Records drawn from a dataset
* * *
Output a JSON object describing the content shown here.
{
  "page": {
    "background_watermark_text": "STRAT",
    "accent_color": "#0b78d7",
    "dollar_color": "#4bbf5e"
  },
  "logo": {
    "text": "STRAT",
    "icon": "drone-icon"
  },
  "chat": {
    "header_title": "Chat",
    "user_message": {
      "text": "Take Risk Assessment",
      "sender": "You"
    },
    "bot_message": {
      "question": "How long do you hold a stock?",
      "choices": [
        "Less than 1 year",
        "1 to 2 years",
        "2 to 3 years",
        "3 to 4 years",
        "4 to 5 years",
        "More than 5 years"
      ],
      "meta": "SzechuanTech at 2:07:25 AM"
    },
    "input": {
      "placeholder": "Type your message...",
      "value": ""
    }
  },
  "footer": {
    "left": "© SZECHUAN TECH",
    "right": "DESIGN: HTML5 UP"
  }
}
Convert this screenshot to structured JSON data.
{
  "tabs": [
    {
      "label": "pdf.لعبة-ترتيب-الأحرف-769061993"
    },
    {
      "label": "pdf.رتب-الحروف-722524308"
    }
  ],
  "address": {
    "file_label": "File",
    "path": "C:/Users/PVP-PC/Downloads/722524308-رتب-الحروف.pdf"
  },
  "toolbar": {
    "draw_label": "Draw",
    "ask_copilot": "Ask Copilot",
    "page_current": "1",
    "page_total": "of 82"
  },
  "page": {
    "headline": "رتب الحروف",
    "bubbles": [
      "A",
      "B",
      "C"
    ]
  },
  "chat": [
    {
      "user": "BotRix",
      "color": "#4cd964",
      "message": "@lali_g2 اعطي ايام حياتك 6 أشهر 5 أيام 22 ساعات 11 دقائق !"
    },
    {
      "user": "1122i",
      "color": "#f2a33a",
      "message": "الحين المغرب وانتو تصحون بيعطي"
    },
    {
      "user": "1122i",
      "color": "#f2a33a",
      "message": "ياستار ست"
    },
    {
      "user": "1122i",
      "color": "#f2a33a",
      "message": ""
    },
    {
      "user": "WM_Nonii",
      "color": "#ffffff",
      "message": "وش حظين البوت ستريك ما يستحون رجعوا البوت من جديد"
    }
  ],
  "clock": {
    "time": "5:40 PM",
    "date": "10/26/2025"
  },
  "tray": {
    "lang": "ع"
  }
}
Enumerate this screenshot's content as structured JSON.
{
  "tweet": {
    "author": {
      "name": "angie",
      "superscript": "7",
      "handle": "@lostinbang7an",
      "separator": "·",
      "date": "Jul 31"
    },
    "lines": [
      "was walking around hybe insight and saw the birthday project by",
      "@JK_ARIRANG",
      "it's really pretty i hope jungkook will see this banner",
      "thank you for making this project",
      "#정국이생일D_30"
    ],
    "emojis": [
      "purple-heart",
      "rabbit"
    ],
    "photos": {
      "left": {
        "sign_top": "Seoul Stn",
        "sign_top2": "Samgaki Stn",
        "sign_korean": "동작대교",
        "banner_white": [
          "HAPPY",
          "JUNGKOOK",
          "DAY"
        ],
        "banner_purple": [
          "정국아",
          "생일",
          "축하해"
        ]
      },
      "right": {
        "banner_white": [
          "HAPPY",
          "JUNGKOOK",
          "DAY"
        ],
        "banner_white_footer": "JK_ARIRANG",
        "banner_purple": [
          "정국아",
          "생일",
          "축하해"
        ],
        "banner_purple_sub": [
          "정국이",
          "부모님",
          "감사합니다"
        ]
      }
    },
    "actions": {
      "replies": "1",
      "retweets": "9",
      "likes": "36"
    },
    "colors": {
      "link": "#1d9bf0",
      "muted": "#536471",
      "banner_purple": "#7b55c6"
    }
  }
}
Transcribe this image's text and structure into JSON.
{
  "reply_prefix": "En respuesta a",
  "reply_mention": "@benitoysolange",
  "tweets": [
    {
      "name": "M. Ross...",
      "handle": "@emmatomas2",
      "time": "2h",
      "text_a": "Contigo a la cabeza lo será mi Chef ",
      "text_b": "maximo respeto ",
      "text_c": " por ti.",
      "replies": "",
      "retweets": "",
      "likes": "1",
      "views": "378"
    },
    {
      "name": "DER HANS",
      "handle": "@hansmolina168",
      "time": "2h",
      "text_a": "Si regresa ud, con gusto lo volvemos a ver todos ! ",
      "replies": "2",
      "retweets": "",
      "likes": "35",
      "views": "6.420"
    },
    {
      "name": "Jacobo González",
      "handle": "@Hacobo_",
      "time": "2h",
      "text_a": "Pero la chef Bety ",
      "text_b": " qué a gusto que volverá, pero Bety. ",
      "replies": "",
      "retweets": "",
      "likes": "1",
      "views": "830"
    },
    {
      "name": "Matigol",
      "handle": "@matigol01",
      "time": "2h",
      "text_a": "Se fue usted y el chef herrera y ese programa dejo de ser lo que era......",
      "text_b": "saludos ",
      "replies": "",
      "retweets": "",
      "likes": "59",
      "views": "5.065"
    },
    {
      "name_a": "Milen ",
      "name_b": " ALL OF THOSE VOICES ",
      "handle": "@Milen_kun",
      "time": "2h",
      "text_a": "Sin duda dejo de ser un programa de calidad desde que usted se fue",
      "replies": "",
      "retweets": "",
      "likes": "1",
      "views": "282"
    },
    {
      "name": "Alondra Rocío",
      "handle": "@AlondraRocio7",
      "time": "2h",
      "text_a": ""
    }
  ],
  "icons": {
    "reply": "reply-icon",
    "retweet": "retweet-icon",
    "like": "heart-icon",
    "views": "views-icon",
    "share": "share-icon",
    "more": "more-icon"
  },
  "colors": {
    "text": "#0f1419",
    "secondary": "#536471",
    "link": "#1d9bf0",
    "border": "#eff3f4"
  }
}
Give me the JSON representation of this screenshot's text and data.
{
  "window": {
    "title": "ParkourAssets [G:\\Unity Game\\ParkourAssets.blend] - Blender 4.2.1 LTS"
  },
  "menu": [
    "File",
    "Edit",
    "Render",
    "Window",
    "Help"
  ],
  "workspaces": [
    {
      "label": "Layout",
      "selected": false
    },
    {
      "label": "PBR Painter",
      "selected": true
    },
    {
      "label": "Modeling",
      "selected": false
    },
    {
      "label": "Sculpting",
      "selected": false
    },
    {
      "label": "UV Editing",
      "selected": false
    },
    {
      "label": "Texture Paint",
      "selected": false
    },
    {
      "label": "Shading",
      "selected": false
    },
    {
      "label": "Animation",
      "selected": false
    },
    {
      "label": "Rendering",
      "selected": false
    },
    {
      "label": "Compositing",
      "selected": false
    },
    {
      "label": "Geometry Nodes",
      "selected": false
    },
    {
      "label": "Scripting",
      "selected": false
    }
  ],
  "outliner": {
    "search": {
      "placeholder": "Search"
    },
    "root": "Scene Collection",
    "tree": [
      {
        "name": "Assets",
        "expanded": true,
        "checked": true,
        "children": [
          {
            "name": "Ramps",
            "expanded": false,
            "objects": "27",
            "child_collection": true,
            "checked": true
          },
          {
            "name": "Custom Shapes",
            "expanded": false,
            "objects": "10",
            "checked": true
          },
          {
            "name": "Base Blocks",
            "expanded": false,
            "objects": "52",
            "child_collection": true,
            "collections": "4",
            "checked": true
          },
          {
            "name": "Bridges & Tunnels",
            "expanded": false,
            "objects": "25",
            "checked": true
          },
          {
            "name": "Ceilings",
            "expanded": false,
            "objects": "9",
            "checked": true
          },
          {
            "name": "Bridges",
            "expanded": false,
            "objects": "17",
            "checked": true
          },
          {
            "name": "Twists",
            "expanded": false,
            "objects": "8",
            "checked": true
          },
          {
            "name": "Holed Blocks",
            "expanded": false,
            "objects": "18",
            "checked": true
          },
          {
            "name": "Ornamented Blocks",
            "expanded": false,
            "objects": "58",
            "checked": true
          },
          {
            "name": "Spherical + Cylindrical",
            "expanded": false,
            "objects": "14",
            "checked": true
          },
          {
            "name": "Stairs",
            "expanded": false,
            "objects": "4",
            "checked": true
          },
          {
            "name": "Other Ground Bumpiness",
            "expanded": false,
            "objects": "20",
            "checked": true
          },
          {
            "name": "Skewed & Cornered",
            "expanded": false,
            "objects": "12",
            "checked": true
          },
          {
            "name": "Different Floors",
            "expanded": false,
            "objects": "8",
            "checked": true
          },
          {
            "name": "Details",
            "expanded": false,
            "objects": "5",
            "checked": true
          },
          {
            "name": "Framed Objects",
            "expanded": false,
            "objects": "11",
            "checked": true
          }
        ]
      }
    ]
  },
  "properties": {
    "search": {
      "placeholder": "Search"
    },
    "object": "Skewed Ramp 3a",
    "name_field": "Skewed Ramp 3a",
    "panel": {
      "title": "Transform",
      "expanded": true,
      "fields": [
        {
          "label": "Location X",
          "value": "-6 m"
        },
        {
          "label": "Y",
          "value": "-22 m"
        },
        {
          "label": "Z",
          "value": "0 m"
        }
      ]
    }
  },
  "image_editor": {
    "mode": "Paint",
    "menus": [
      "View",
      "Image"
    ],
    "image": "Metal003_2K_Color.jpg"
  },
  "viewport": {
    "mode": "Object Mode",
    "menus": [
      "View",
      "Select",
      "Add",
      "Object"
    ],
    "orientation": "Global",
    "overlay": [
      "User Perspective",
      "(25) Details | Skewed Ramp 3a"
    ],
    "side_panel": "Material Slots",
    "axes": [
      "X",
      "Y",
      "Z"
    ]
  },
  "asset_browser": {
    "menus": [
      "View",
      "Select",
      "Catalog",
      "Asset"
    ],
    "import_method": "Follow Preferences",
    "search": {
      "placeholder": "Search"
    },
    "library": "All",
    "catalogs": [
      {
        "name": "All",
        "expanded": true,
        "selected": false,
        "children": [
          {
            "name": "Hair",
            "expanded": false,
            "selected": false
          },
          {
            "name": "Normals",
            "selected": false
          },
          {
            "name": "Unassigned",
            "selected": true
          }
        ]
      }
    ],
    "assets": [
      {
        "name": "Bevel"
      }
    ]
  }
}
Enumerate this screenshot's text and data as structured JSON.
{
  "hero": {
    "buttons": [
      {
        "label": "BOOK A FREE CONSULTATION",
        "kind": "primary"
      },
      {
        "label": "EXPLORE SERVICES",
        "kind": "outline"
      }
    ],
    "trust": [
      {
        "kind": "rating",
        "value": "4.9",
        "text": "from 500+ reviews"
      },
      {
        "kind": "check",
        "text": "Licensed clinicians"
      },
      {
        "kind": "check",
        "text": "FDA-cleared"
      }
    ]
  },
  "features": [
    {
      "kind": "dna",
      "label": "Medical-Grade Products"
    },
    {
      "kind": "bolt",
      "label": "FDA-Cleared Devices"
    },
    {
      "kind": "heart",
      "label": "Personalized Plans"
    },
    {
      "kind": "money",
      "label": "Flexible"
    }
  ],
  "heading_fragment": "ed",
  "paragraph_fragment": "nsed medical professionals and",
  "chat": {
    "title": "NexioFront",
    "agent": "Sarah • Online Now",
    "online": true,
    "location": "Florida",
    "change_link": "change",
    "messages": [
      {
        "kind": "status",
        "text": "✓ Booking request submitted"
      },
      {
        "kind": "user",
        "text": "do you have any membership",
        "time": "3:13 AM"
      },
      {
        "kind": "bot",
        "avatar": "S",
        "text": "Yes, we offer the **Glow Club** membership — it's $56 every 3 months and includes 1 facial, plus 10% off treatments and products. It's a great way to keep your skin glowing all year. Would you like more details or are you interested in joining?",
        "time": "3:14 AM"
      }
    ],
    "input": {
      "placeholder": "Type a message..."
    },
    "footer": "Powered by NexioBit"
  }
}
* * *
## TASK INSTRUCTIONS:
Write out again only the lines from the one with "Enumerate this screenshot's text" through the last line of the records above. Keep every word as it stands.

## RESULT OF THE TASK:
Enumerate this screenshot's text and data as structured JSON.
{
  "hero": {
    "buttons": [
      {
        "label": "BOOK A FREE CONSULTATION",
        "kind": "primary"
      },
      {
        "label": "EXPLORE SERVICES",
        "kind": "outline"
      }
    ],
    "trust": [
      {
        "kind": "rating",
        "value": "4.9",
        "text": "from 500+ reviews"
      },
      {
        "kind": "check",
        "text": "Licensed clinicians"
      },
      {
        "kind": "check",
        "text": "FDA-cleared"
      }
    ]
  },
  "features": [
    {
      "kind": "dna",
      "label": "Medical-Grade Products"
    },
    {
      "kind": "bolt",
      "label": "FDA-Cleared Devices"
    },
    {
      "kind": "heart",
      "label": "Personalized Plans"
    },
    {
      "kind": "money",
      "label": "Flexible"
    }
  ],
  "heading_fragment": "ed",
  "paragraph_fragment": "nsed medical professionals and",
  "chat": {
    "title": "NexioFront",
    "agent": "Sarah • Online Now",
    "online": true,
    "location": "Florida",
    "change_link": "change",
    "messages": [
      {
        "kind": "status",
        "text": "✓ Booking request submitted"
      },
      {
        "kind": "user",
        "text": "do you have any membership",
        "time": "3:13 AM"
      },
      {
        "kind": "bot",
        "avatar": "S",
        "text": "Yes, we offer the **Glow Club** membership — it's $56 every 3 months and includes 1 facial, plus 10% off treatments and products. It's a great way to keep your skin glowing all year. Would you like more details or are you interested in joining?",
        "time": "3:14 AM"
      }
    ],
    "input": {
      "placeholder": "Type a message..."
    },
    "footer": "Powered by NexioBit"
  }
}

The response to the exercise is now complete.